* [Exercise]: Check every line of the entries that follow, and copy the ones containing "chevron".

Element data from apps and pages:
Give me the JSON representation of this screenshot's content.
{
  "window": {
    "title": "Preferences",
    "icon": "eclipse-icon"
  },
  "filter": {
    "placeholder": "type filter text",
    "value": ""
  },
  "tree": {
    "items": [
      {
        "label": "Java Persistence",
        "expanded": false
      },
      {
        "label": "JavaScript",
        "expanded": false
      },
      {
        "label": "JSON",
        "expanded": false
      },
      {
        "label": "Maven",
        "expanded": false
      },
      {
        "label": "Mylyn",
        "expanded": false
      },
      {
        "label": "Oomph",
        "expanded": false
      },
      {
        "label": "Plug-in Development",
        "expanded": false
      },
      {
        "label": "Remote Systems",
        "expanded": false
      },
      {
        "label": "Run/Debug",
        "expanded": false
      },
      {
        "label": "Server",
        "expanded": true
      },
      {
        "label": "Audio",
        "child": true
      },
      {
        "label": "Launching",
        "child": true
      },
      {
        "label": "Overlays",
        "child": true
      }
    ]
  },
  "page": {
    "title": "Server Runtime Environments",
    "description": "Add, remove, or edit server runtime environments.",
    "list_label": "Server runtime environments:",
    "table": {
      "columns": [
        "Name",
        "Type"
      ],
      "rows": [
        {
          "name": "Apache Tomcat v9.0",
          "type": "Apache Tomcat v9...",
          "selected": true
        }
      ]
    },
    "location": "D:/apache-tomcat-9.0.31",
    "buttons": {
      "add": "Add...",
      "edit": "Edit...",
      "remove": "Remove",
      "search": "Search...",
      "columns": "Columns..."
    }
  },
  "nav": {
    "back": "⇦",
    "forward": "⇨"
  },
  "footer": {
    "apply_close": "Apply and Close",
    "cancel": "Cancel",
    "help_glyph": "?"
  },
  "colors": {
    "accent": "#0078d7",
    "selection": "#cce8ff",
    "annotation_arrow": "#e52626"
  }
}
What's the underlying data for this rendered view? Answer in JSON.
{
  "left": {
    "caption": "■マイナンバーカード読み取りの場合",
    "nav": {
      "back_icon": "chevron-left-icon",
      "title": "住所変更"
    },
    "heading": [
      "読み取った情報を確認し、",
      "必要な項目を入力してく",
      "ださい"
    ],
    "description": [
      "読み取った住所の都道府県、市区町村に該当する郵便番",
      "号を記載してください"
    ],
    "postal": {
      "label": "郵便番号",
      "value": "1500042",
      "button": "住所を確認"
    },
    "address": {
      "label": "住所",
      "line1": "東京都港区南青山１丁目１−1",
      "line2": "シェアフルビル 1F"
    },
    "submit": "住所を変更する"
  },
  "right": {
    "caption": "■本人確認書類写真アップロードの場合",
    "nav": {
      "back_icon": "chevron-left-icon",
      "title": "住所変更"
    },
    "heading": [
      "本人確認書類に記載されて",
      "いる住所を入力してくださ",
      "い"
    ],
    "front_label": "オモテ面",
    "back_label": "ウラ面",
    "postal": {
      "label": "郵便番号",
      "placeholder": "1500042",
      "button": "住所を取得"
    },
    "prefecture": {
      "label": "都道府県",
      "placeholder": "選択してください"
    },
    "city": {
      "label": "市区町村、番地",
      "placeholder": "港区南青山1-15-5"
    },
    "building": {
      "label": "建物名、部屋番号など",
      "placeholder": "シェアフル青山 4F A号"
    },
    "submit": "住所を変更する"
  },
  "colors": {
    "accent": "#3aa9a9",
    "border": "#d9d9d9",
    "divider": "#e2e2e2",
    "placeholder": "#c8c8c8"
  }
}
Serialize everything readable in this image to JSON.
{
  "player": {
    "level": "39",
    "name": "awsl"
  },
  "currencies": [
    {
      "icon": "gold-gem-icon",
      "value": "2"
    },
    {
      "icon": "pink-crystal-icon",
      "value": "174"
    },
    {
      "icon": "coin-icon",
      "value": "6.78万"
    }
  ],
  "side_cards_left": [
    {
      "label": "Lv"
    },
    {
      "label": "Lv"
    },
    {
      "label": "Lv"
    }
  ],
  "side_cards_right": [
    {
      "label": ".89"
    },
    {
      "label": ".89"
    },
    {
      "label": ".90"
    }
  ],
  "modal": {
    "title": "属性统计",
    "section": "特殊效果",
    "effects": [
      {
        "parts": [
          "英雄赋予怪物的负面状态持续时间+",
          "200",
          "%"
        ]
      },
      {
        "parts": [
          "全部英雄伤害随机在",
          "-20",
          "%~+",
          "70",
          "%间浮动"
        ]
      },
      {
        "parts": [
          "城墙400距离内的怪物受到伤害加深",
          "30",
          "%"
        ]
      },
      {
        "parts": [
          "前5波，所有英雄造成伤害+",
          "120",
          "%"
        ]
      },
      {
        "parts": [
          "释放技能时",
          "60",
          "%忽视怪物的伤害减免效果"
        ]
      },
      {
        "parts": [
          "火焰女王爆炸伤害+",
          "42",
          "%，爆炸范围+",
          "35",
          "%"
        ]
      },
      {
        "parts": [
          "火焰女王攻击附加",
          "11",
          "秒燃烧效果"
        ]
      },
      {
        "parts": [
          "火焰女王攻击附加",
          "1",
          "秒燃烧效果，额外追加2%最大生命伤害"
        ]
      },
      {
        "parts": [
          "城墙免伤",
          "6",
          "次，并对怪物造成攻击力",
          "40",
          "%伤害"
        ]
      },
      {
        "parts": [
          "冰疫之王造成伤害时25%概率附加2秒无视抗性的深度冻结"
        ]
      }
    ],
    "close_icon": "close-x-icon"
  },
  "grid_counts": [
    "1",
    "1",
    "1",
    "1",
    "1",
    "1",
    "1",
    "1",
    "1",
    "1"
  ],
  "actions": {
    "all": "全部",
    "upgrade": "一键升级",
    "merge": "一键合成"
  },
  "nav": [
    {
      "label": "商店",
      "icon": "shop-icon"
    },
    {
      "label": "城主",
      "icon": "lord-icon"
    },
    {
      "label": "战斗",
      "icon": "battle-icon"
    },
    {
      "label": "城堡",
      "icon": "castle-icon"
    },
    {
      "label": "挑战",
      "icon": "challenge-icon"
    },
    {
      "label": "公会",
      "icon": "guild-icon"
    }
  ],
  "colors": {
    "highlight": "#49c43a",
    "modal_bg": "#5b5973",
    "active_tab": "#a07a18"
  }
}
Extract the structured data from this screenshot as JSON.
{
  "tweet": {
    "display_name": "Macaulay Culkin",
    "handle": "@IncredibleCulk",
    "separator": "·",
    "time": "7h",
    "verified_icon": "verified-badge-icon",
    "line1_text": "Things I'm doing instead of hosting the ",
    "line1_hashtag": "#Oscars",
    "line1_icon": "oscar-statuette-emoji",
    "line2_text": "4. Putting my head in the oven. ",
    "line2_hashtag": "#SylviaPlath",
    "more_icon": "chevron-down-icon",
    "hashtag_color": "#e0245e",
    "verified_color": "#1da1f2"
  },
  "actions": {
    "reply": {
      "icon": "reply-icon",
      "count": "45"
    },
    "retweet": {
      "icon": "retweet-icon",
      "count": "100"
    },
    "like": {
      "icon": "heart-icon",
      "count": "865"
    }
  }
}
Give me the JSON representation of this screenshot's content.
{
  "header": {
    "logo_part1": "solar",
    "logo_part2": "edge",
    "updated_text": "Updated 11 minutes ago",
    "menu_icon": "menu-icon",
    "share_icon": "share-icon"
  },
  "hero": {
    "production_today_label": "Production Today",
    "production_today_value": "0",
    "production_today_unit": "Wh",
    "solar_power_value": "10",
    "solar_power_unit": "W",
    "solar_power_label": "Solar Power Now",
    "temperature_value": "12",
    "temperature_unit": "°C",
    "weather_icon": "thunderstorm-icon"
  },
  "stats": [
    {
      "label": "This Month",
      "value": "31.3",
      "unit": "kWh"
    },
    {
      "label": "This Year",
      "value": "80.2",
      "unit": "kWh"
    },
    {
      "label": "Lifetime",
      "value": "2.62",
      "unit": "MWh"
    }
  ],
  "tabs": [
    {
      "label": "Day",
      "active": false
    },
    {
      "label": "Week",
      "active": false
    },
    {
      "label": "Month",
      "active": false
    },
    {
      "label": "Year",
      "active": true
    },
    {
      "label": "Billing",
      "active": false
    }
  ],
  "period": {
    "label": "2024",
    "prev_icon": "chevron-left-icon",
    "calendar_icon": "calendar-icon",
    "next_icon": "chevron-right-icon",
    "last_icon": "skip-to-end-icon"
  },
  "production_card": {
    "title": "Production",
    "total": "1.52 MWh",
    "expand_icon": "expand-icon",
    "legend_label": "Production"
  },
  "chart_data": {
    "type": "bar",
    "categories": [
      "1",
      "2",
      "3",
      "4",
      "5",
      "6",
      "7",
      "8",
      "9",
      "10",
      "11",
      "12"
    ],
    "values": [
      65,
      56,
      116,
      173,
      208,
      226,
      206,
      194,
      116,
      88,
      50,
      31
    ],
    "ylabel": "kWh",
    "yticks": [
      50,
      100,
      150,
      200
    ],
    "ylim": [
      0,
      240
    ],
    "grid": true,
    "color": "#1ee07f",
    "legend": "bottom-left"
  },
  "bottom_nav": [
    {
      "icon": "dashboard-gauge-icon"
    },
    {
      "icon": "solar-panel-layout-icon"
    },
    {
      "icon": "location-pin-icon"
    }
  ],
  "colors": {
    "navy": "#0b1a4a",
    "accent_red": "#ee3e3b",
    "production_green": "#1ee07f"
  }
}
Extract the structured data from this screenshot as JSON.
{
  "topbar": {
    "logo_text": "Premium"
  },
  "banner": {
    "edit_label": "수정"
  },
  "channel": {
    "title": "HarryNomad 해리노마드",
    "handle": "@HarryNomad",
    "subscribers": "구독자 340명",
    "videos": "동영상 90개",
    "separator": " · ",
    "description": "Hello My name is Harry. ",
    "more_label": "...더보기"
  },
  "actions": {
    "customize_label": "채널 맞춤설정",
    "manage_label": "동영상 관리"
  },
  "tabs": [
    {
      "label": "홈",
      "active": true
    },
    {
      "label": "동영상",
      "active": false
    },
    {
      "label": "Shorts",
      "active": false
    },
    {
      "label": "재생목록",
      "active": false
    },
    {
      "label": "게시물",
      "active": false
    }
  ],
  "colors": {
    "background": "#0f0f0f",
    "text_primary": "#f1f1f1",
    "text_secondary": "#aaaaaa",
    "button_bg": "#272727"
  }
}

* [Output of the exercise]:
      "back_icon": "chevron-left-icon",
      "back_icon": "chevron-left-icon",
    "more_icon": "chevron-down-icon",
    "prev_icon": "chevron-left-icon",
    "next_icon": "chevron-right-icon",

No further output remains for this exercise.